A single number is the required answer: the count of lines in the listing below that hold the string "Android".

↓

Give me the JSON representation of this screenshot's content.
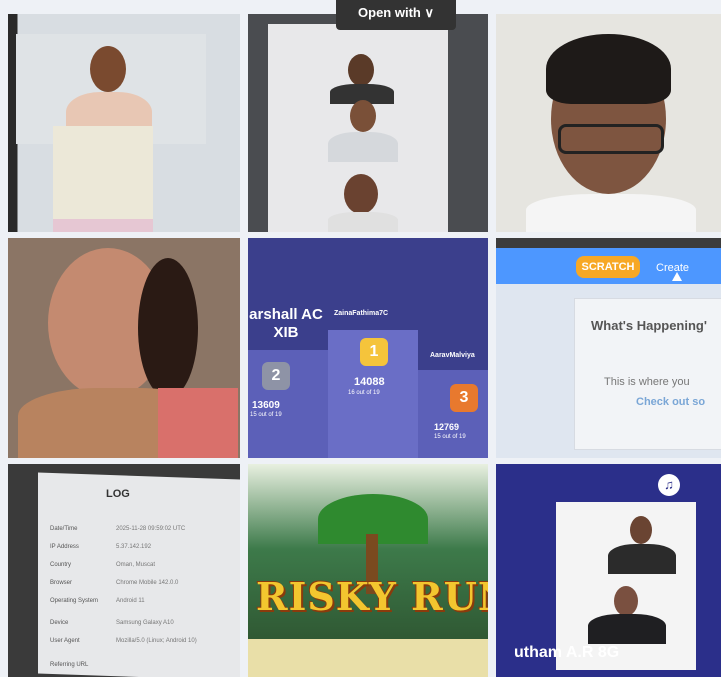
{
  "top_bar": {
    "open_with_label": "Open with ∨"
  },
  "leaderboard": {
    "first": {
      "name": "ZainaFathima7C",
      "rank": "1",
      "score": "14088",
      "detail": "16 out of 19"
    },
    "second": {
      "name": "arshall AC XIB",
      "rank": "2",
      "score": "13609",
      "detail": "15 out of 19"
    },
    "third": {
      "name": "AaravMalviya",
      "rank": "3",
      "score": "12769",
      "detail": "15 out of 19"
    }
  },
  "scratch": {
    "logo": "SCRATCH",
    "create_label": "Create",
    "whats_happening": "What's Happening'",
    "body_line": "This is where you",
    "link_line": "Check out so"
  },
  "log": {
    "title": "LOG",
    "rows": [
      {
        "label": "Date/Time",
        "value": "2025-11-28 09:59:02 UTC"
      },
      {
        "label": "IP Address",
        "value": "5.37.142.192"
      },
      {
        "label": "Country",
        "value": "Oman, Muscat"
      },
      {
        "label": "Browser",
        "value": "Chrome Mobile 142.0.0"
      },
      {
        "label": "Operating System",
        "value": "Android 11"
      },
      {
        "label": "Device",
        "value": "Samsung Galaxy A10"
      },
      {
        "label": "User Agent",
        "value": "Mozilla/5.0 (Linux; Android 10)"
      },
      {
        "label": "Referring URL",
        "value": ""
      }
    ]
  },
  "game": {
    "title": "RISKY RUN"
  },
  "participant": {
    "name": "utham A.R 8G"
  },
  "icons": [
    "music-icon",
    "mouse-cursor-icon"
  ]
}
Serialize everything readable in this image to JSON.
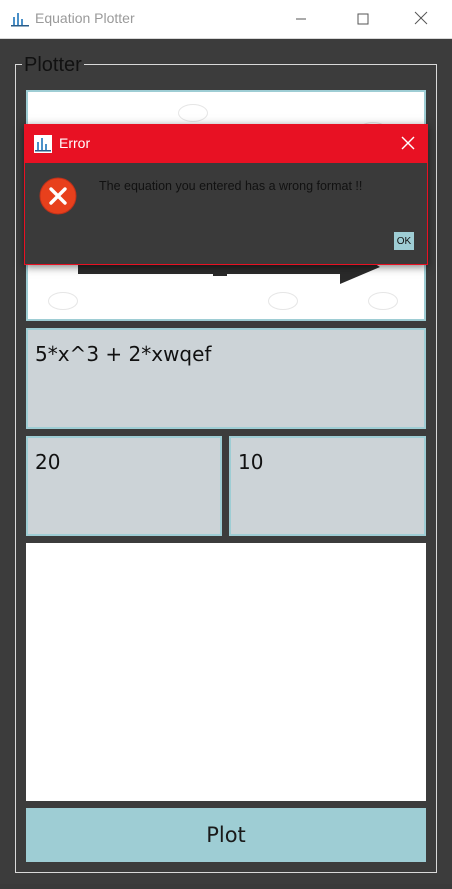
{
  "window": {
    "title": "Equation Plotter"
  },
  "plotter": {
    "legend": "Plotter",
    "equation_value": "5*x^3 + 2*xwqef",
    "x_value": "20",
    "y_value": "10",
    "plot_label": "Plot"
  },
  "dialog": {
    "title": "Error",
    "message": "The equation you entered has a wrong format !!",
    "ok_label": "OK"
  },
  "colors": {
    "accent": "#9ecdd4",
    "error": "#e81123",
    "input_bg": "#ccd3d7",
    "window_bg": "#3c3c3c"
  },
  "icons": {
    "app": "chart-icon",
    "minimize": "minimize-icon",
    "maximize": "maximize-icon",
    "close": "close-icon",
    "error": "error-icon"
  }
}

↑

ANSWER: 2